Choosing an Elementary School
Many families opt to send their children to the school they are assigned to. But if you decide you want something different or, in your eyes, "better," then you have to consider numerous factors including class size, school size, test scores, teacher-to-pupil ratio, and so on. For example, in "Choose Your Child's School with Confidence," the authors assert that classes with 17 students or fewer are better than larger ones.
Also, in this age of budgetary cutbacks, some parents look closely at how many "extras" a school offers, such as physical education, art, music, and languages. Most schools list much of this information on their websites, so you can do a lot of legwork in front of your computer.
Don't forget to consider simple logistics as well -- things like location or what time the school starts. If you are a family of late sleepers, an elementary school with an earlier-than-normal start time or one that's 30 minutes away from your house is probably not a good choice.
And be sure to factor cost into your decision -- some private day schools now cost as much as -- or more than -- many colleges.
Once you've narrowed down your list, visit the schools during a school day to get a first-hand sense of a school's "climate," says Edward L. Schor, M.D., editor of "Caring for Your School-Age Child: Ages 5-12."

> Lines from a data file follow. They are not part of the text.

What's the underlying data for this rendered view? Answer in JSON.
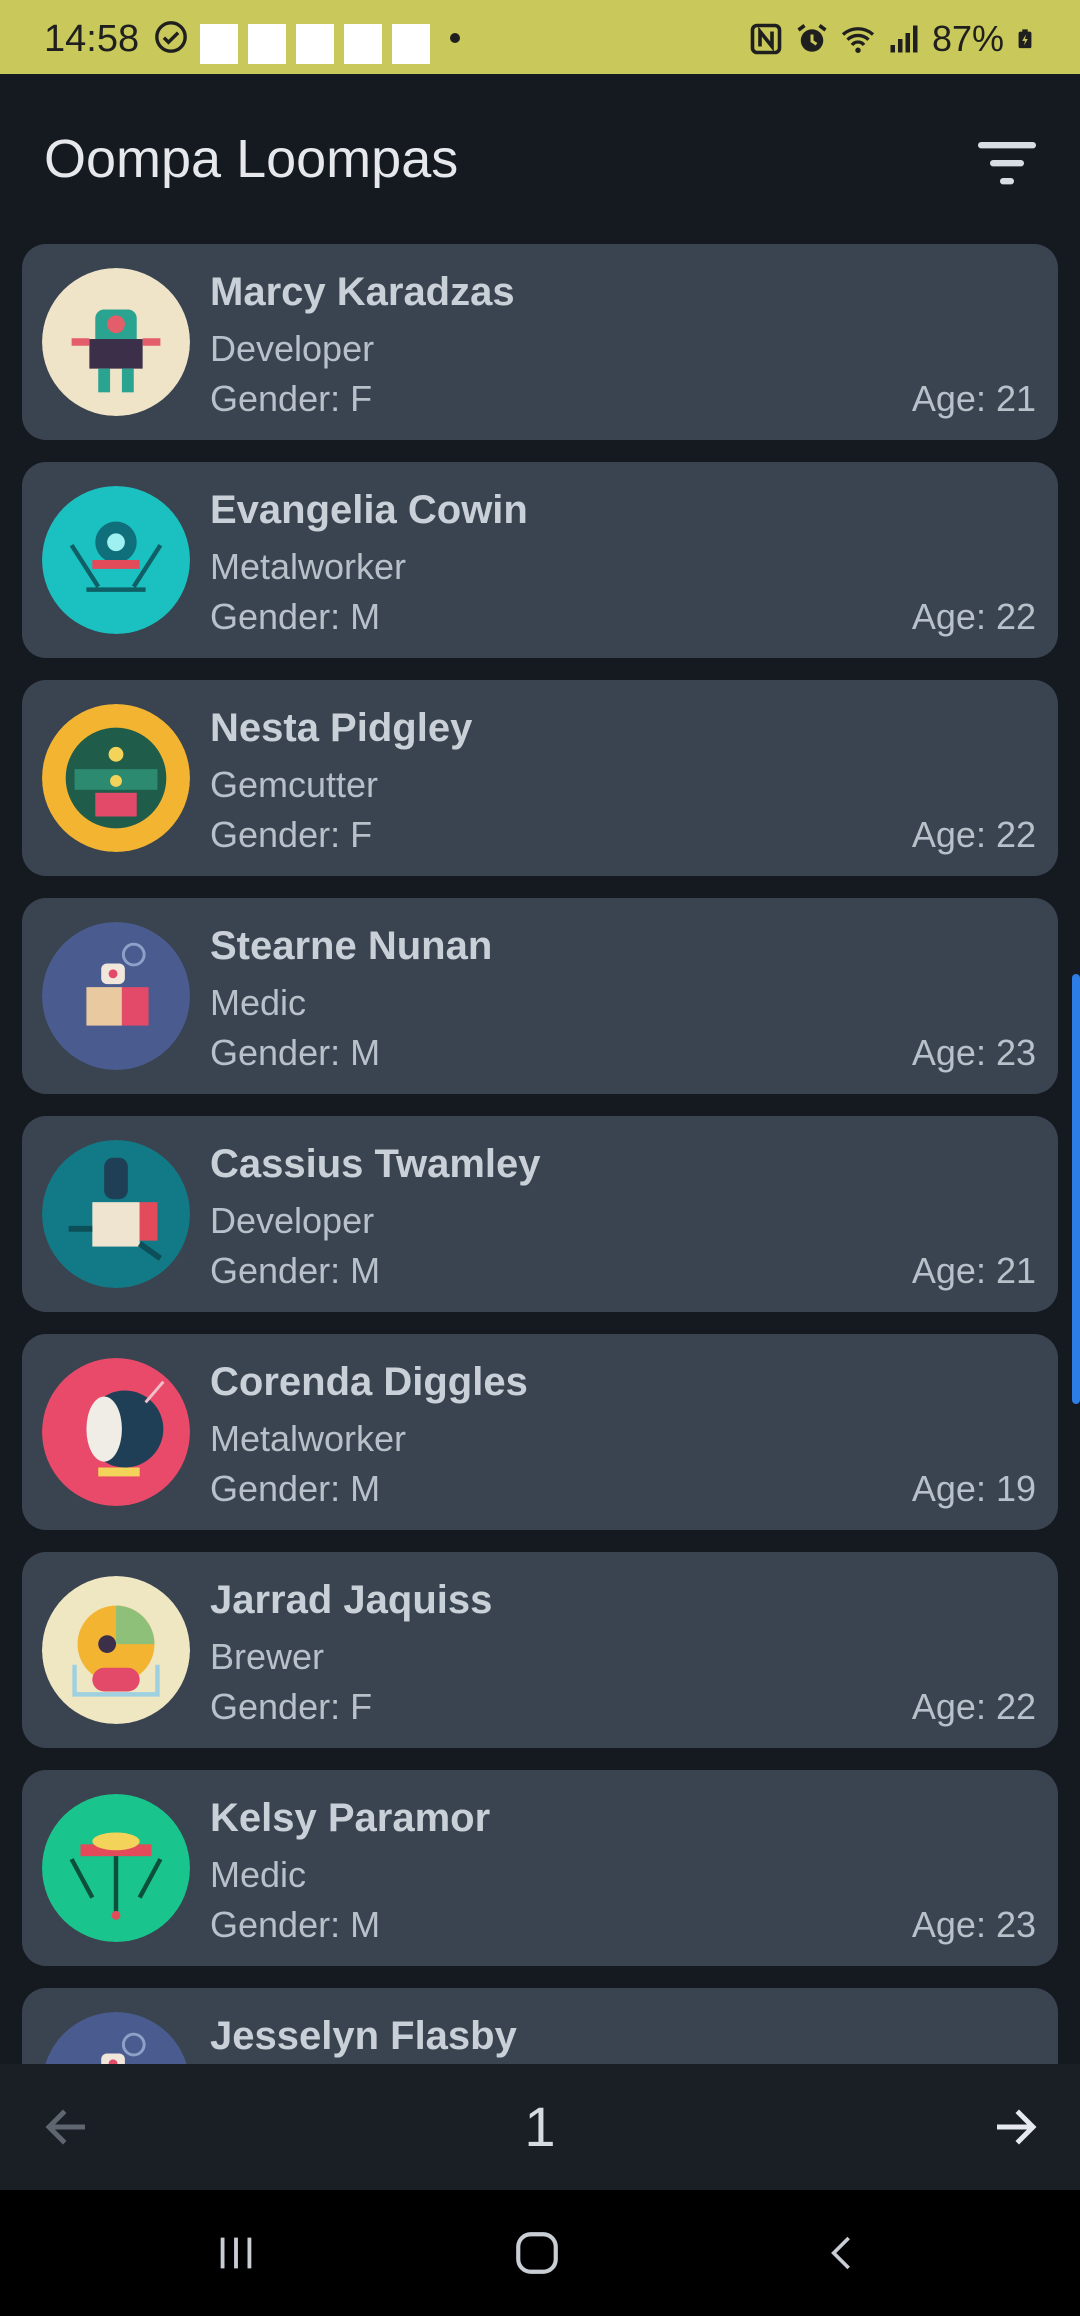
{
  "status_bar": {
    "time": "14:58",
    "battery": "87%",
    "icons": [
      "check-circle-icon",
      "notification-placeholder",
      "nfc-icon",
      "alarm-icon",
      "wifi-icon",
      "signal-icon",
      "battery-icon"
    ]
  },
  "app_bar": {
    "title": "Oompa Loompas",
    "filter_icon": "filter-icon"
  },
  "colors": {
    "status_bar_bg": "#c9c85a",
    "app_bg": "#151a21",
    "card_bg": "#3a4450",
    "scroll_accent": "#2d7de6"
  },
  "list": {
    "items": [
      {
        "name": "Marcy Karadzas",
        "job": "Developer",
        "gender": "Gender: F",
        "age": "Age: 21",
        "avatar_bg": "#efe4c8",
        "avatar_icon": "robot-avatar-icon"
      },
      {
        "name": "Evangelia Cowin",
        "job": "Metalworker",
        "gender": "Gender: M",
        "age": "Age: 22",
        "avatar_bg": "#1bc0c0",
        "avatar_icon": "robot-avatar-icon"
      },
      {
        "name": "Nesta Pidgley",
        "job": "Gemcutter",
        "gender": "Gender: F",
        "age": "Age: 22",
        "avatar_bg": "#f3b531",
        "avatar_icon": "robot-avatar-icon"
      },
      {
        "name": "Stearne Nunan",
        "job": "Medic",
        "gender": "Gender: M",
        "age": "Age: 23",
        "avatar_bg": "#4a5b8f",
        "avatar_icon": "robot-avatar-icon"
      },
      {
        "name": "Cassius Twamley",
        "job": "Developer",
        "gender": "Gender: M",
        "age": "Age: 21",
        "avatar_bg": "#127a86",
        "avatar_icon": "robot-avatar-icon"
      },
      {
        "name": "Corenda Diggles",
        "job": "Metalworker",
        "gender": "Gender: M",
        "age": "Age: 19",
        "avatar_bg": "#ea4a6a",
        "avatar_icon": "robot-avatar-icon"
      },
      {
        "name": "Jarrad Jaquiss",
        "job": "Brewer",
        "gender": "Gender: F",
        "age": "Age: 22",
        "avatar_bg": "#efe6c2",
        "avatar_icon": "robot-avatar-icon"
      },
      {
        "name": "Kelsy Paramor",
        "job": "Medic",
        "gender": "Gender: M",
        "age": "Age: 23",
        "avatar_bg": "#19c58c",
        "avatar_icon": "robot-avatar-icon"
      },
      {
        "name": "Jesselyn Flasby",
        "job": "",
        "gender": "",
        "age": "",
        "avatar_bg": "#4a5b8f",
        "avatar_icon": "robot-avatar-icon"
      }
    ]
  },
  "pagination": {
    "page": "1",
    "prev_icon": "arrow-left-icon",
    "next_icon": "arrow-right-icon"
  },
  "nav_bar": {
    "icons": [
      "recents-icon",
      "home-icon",
      "back-icon"
    ]
  }
}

This means seeing things like how the teachers and students interact, how orderly the environment seems, and if the children are well behaved while still having a good time.